The experience of the performance of the Harare Protocol in the case of Mozambique foreshadows the success of the Banjul Protocol as well.  In fact, since Mozambique’s accession to the Harare Protocol in 2000, the revenues from patents, utility models, and industrial designs granted or registered under the Harare Protocol have been growing exponentially. Applications designating Mozambique also kept growing, and the corresponding revenew sharing for Mozabique is is 6%[3].


Accession of Mozambique to the Banjul Protocol came as great news to the users of the ARIPO system.  On many occasions, enquiries have been ensuing at the ARIPO Office from users as to whether they could designate Mozambique.  This finally became possible starting 15 August 2020.  The Country, thanks to its strategic location and trade corridors, will gain a lot in the exploitation of the Banjul Protocol.  It is also noteworthy that apart from the financial gains to be derived from the Banjul Protocol, the accession of Mozambique to the Protocol affords an opportunity to members of staff of the Industrial Property Office to build their capacity on the examination of applications filed under the Banjul Protocol and other trademark applications in general.


1 This position is nevertheless not shared by all users. See for example Ilse Du Plessis of ENSafrica in her Article that was dedicated to the accession of Mozambique to the Banjul Protocol. She said: “We are not aware of any ARIPO registration that has been found to be invalid on the grounds that the Banjul Protocol has not been incorporated in the national IP legislation”. (Last accessed on 17 September 2020)

2 Ines D. Tavares, “Mozambique: Mozambique joins the Banjul Protocol on Trademarks”, available at this link,joined%20ARIPO%20in%20February%202000.  [Last accessed on 17 September 2020]
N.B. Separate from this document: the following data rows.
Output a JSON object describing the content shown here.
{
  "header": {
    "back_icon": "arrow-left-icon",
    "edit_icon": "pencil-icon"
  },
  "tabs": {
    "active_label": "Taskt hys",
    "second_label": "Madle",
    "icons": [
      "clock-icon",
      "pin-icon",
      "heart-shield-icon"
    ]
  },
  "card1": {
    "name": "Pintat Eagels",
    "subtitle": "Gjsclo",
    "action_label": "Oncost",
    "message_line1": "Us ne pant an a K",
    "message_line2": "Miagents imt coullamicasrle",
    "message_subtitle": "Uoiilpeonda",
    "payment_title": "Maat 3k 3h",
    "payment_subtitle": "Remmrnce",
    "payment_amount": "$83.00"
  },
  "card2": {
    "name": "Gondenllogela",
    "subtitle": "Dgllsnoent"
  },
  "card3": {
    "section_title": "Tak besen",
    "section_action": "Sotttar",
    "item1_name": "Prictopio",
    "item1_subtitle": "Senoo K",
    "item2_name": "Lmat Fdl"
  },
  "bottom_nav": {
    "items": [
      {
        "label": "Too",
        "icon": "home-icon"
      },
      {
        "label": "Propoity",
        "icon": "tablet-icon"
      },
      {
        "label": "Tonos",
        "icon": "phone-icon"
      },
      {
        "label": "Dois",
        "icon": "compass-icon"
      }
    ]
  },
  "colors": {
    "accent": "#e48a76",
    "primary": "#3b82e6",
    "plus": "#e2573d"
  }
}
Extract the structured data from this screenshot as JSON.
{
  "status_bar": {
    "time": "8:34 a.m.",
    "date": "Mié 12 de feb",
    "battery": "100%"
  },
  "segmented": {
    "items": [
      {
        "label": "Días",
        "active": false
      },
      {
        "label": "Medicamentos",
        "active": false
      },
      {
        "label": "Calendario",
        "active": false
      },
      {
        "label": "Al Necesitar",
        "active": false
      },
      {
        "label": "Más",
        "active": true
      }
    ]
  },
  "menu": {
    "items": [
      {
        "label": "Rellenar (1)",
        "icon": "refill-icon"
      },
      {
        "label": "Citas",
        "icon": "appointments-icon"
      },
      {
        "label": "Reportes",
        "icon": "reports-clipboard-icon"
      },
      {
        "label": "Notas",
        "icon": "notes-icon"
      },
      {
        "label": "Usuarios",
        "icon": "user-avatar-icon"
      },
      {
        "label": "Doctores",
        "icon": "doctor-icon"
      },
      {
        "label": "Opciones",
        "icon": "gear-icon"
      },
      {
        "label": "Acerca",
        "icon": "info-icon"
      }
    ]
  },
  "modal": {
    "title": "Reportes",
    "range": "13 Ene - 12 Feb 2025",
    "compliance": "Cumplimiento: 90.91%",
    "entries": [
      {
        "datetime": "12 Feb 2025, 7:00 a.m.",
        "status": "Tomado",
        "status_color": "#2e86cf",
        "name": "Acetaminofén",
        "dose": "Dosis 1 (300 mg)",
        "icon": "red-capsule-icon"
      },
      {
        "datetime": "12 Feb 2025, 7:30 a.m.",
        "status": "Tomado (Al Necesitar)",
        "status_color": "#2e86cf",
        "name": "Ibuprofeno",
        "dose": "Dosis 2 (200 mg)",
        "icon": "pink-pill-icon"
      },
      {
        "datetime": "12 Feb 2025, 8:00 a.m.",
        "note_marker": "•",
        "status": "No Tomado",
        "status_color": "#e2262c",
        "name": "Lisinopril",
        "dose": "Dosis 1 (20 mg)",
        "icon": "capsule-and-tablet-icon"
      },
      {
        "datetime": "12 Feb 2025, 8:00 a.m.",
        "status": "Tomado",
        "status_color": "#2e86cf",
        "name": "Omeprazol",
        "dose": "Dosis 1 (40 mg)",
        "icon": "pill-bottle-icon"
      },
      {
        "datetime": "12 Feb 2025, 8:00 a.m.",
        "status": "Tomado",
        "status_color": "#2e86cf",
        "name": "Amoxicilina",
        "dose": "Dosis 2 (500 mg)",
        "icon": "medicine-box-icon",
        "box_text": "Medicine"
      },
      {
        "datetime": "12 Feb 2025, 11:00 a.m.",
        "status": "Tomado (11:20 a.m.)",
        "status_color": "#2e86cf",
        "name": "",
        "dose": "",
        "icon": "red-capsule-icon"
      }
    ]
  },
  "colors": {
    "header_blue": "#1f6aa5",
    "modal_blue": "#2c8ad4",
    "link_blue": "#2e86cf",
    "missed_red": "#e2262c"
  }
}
3 In the revenue sharing, the amount for each Member State is set based on the number of designations received